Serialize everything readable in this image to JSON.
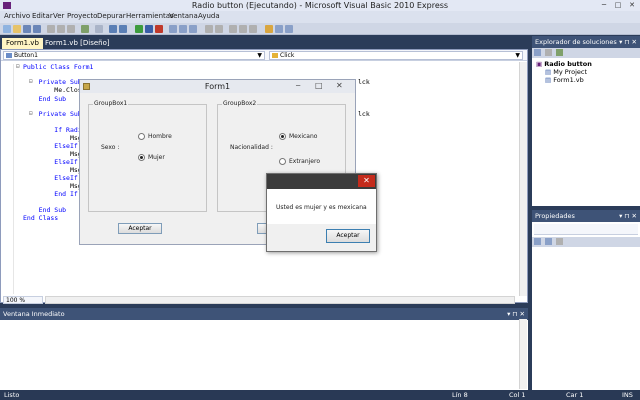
{
  "window": {
    "title": "Radio button (Ejecutando) - Microsoft Visual Basic 2010 Express",
    "controls": [
      "─",
      "□",
      "✕"
    ]
  },
  "menu": [
    "Archivo",
    "Editar",
    "Ver",
    "Proyecto",
    "Depurar",
    "Herramientas",
    "Ventana",
    "Ayuda"
  ],
  "doc_tabs": [
    "Form1.vb",
    "Form1.vb [Diseño]"
  ],
  "editor": {
    "object_combo": "Button1",
    "event_combo": "Click",
    "zoom": "100 %",
    "code_lines": [
      {
        "text": "Public Class Form1",
        "kind": "kw"
      },
      {
        "text": "    Private Sub",
        "kind": "kw"
      },
      {
        "text": "        Me.Close",
        "kind": "black"
      },
      {
        "text": "    End Sub",
        "kind": "kw"
      },
      {
        "text": "    Private Sub",
        "kind": "kw"
      },
      {
        "text": "        If Radio",
        "kind": "kw"
      },
      {
        "text": "            MsgB",
        "kind": "black"
      },
      {
        "text": "        ElseIf R",
        "kind": "kw"
      },
      {
        "text": "            MsgB",
        "kind": "black"
      },
      {
        "text": "        ElseIf R",
        "kind": "kw"
      },
      {
        "text": "            MsgB",
        "kind": "black"
      },
      {
        "text": "        ElseIf R",
        "kind": "kw"
      },
      {
        "text": "            MsgB",
        "kind": "black"
      },
      {
        "text": "        End If",
        "kind": "kw"
      },
      {
        "text": "    End Sub",
        "kind": "kw"
      },
      {
        "text": "End Class",
        "kind": "kw"
      }
    ],
    "right_fragment_1": "lck",
    "right_fragment_2": "lck"
  },
  "form1": {
    "title": "Form1",
    "group1": "GroupBox1",
    "group2": "GroupBox2",
    "sexo_label": "Sexo :",
    "hombre": "Hombre",
    "mujer": "Mujer",
    "nacionalidad_label": "Nacionalidad :",
    "mexicano": "Mexicano",
    "extranjero": "Extranjero",
    "aceptar": "Aceptar"
  },
  "msgbox": {
    "text": "Usted es mujer y es mexicana",
    "button": "Aceptar",
    "close": "✕"
  },
  "solution_explorer": {
    "title": "Explorador de soluciones",
    "root": "Radio button",
    "items": [
      "My Project",
      "Form1.vb"
    ]
  },
  "properties": {
    "title": "Propiedades"
  },
  "immediate": {
    "title": "Ventana Inmediato"
  },
  "status": {
    "left": "Listo",
    "lin": "Lín 8",
    "col": "Col 1",
    "car": "Car 1",
    "ins": "INS"
  }
}
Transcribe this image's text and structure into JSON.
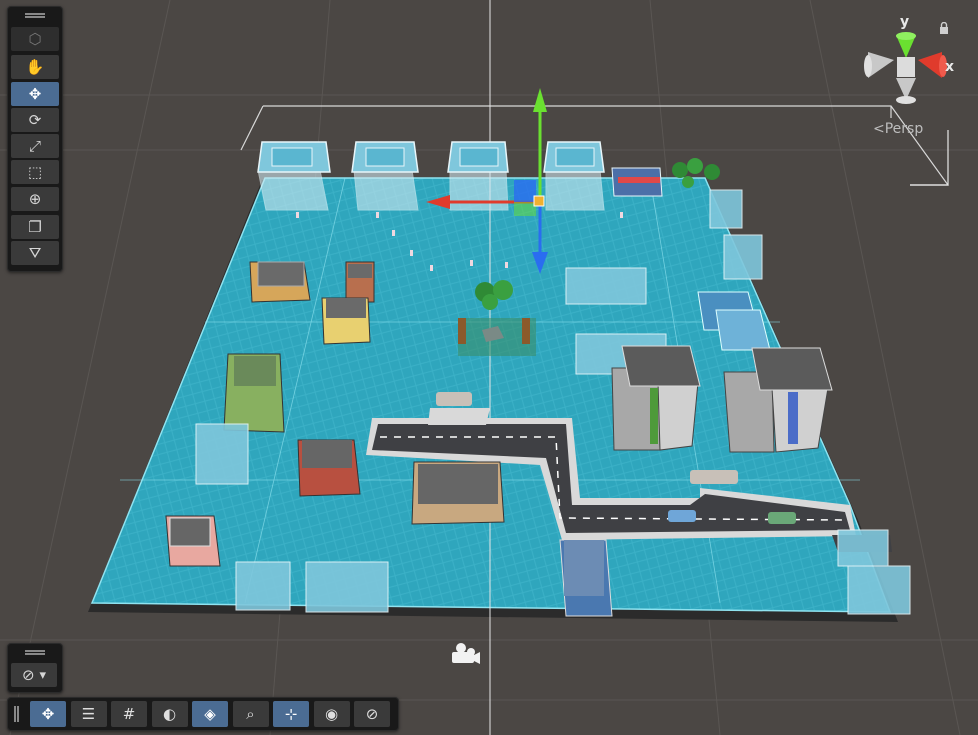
{
  "view": {
    "projection_label": "Persp",
    "gizmo_axes": {
      "y": "y",
      "x": "x"
    }
  },
  "colors": {
    "background": "#4b4744",
    "ground": "#2fa6bd",
    "road": "#3f4044",
    "selection": "#8fe3f0",
    "x_axis": "#e03b2c",
    "y_axis": "#6ae030",
    "z_axis": "#2a6df0",
    "active_tool": "#4b6c93"
  },
  "tools": [
    {
      "name": "view-tool",
      "icon": "cube-icon",
      "glyph": "⬡",
      "state": "disabled"
    },
    {
      "name": "hand-tool",
      "icon": "hand-icon",
      "glyph": "✋",
      "state": "normal"
    },
    {
      "name": "move-tool",
      "icon": "move-icon",
      "glyph": "✥",
      "state": "active"
    },
    {
      "name": "rotate-tool",
      "icon": "rotate-icon",
      "glyph": "⟳",
      "state": "normal"
    },
    {
      "name": "scale-tool",
      "icon": "scale-icon",
      "glyph": "⤢",
      "state": "normal"
    },
    {
      "name": "rect-tool",
      "icon": "rect-icon",
      "glyph": "⬚",
      "state": "normal"
    },
    {
      "name": "transform-tool",
      "icon": "transform-icon",
      "glyph": "⊕",
      "state": "normal"
    },
    {
      "name": "custom-tool",
      "icon": "custom-tool-icon",
      "glyph": "❐",
      "state": "normal"
    },
    {
      "name": "component-tool",
      "icon": "component-tool-icon",
      "glyph": "⛛",
      "state": "normal"
    }
  ],
  "orientation_overlay": {
    "icon": "compass-icon",
    "glyph": "⊘",
    "dropdown": "▾"
  },
  "bottom_toolbar": [
    {
      "name": "move-handle-toggle",
      "icon": "move-icon",
      "glyph": "✥",
      "active": true
    },
    {
      "name": "pivot-toggle",
      "icon": "sliders-icon",
      "glyph": "☰",
      "active": false
    },
    {
      "name": "grid-toggle",
      "icon": "grid-icon",
      "glyph": "#",
      "active": false
    },
    {
      "name": "shading-toggle",
      "icon": "shading-icon",
      "glyph": "◐",
      "active": false
    },
    {
      "name": "gizmo-toggle",
      "icon": "layers-icon",
      "glyph": "◈",
      "active": true
    },
    {
      "name": "search-toggle",
      "icon": "search-icon",
      "glyph": "⌕",
      "active": false
    },
    {
      "name": "snap-toggle",
      "icon": "snap-icon",
      "glyph": "⊹",
      "active": true
    },
    {
      "name": "camera-toggle",
      "icon": "camera-icon",
      "glyph": "◉",
      "active": false
    },
    {
      "name": "nav-toggle",
      "icon": "compass-icon",
      "glyph": "⊘",
      "active": false
    }
  ]
}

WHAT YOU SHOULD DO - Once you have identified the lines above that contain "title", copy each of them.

TASK OUTPUT -
    "title": "Radio button (Ejecutando) - Microsoft Visual Basic 2010 Express",
    "title": "Form1",
    "title": "Explorador de soluciones",
    "title": "Propiedades"
    "title": "Ventana Inmediato"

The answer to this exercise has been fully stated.